> **Instructions for the task**: Print the line that has "Convert this screenshot" in it, then every remaining line of the data, exactly and without anything extra.
● ● ● ● ● ● ●
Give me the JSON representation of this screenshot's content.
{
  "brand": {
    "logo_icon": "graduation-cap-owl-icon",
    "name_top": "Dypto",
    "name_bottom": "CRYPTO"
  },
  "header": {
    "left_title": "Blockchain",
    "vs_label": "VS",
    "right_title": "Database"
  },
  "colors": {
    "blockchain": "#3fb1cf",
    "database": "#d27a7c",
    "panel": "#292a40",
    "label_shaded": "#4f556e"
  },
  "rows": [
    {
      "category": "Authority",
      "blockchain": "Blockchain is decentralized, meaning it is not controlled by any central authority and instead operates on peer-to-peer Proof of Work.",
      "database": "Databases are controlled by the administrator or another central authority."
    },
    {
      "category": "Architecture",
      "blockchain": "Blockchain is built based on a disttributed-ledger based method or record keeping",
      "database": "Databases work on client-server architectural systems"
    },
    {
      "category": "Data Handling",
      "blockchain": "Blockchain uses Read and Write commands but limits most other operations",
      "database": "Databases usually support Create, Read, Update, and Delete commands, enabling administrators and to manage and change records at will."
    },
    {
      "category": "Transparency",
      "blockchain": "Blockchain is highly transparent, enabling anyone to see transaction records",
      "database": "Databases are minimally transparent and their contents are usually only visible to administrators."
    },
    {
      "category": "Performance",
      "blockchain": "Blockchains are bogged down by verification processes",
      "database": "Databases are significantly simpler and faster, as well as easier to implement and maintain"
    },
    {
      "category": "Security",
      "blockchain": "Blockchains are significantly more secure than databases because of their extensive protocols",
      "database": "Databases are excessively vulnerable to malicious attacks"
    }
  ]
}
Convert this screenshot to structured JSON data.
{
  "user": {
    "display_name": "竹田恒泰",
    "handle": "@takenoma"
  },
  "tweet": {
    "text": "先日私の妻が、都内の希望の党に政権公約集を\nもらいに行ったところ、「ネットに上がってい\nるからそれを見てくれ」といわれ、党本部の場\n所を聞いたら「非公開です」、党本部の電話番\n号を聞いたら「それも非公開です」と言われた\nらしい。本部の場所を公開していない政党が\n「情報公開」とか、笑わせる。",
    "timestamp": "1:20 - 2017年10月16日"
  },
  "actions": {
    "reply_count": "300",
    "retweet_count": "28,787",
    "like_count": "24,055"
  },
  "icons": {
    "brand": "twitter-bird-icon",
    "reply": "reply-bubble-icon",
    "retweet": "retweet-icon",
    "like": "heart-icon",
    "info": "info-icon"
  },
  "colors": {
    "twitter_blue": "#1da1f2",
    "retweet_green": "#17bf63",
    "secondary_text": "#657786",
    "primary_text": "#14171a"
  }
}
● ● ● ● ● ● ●
> **Output for this task**:
Convert this screenshot to structured JSON data.
{
  "user": {
    "display_name": "竹田恒泰",
    "handle": "@takenoma"
  },
  "tweet": {
    "text": "先日私の妻が、都内の希望の党に政権公約集を\nもらいに行ったところ、「ネットに上がってい\nるからそれを見てくれ」といわれ、党本部の場\n所を聞いたら「非公開です」、党本部の電話番\n号を聞いたら「それも非公開です」と言われた\nらしい。本部の場所を公開していない政党が\n「情報公開」とか、笑わせる。",
    "timestamp": "1:20 - 2017年10月16日"
  },
  "actions": {
    "reply_count": "300",
    "retweet_count": "28,787",
    "like_count": "24,055"
  },
  "icons": {
    "brand": "twitter-bird-icon",
    "reply": "reply-bubble-icon",
    "retweet": "retweet-icon",
    "like": "heart-icon",
    "info": "info-icon"
  },
  "colors": {
    "twitter_blue": "#1da1f2",
    "retweet_green": "#17bf63",
    "secondary_text": "#657786",
    "primary_text": "#14171a"
  }
}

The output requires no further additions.